Data extract:
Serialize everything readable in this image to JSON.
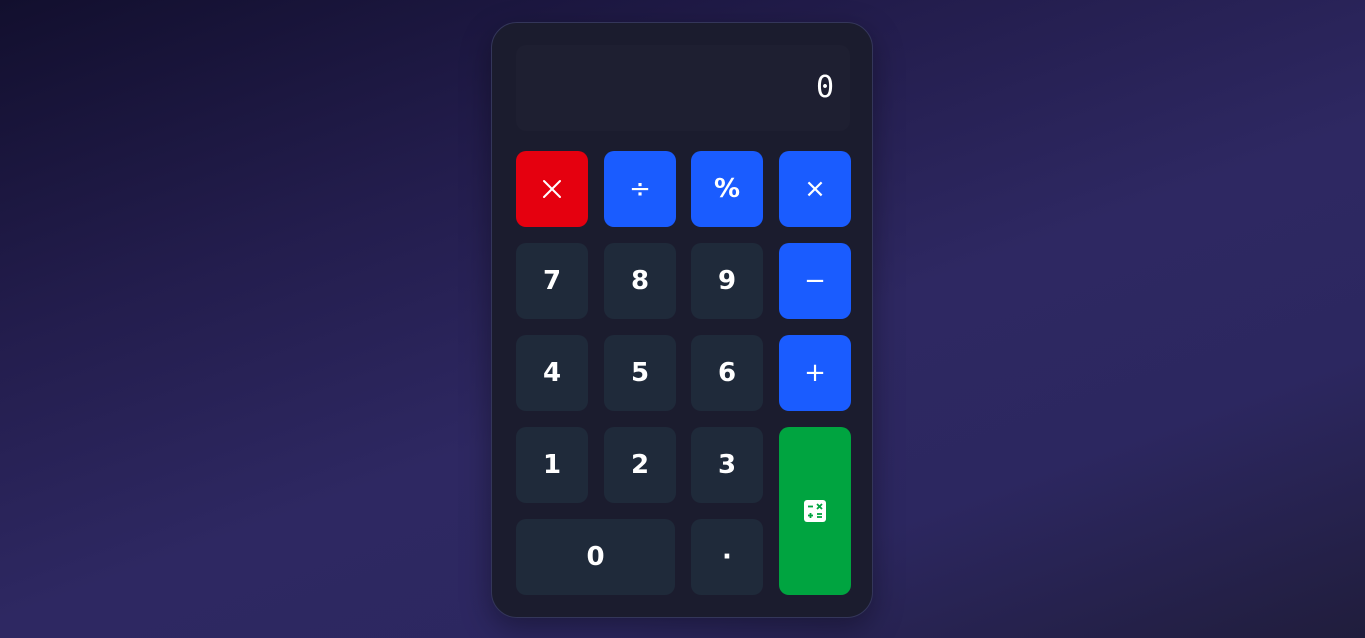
{
  "display": {
    "value": "0"
  },
  "keys": {
    "clear_icon": "close-icon",
    "divide": "÷",
    "percent": "%",
    "multiply": "×",
    "subtract": "−",
    "add": "+",
    "equals_icon": "calculator-icon",
    "seven": "7",
    "eight": "8",
    "nine": "9",
    "four": "4",
    "five": "5",
    "six": "6",
    "one": "1",
    "two": "2",
    "three": "3",
    "zero": "0",
    "decimal": "·"
  },
  "colors": {
    "clear": "#e5000f",
    "operator": "#1a5cff",
    "number": "#1f2a3a",
    "equals": "#00a440"
  }
}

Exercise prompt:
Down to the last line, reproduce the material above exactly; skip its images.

Task solution:
Serialize everything readable in this image to JSON.
{
  "display": {
    "value": "0"
  },
  "keys": {
    "clear_icon": "close-icon",
    "divide": "÷",
    "percent": "%",
    "multiply": "×",
    "subtract": "−",
    "add": "+",
    "equals_icon": "calculator-icon",
    "seven": "7",
    "eight": "8",
    "nine": "9",
    "four": "4",
    "five": "5",
    "six": "6",
    "one": "1",
    "two": "2",
    "three": "3",
    "zero": "0",
    "decimal": "·"
  },
  "colors": {
    "clear": "#e5000f",
    "operator": "#1a5cff",
    "number": "#1f2a3a",
    "equals": "#00a440"
  }
}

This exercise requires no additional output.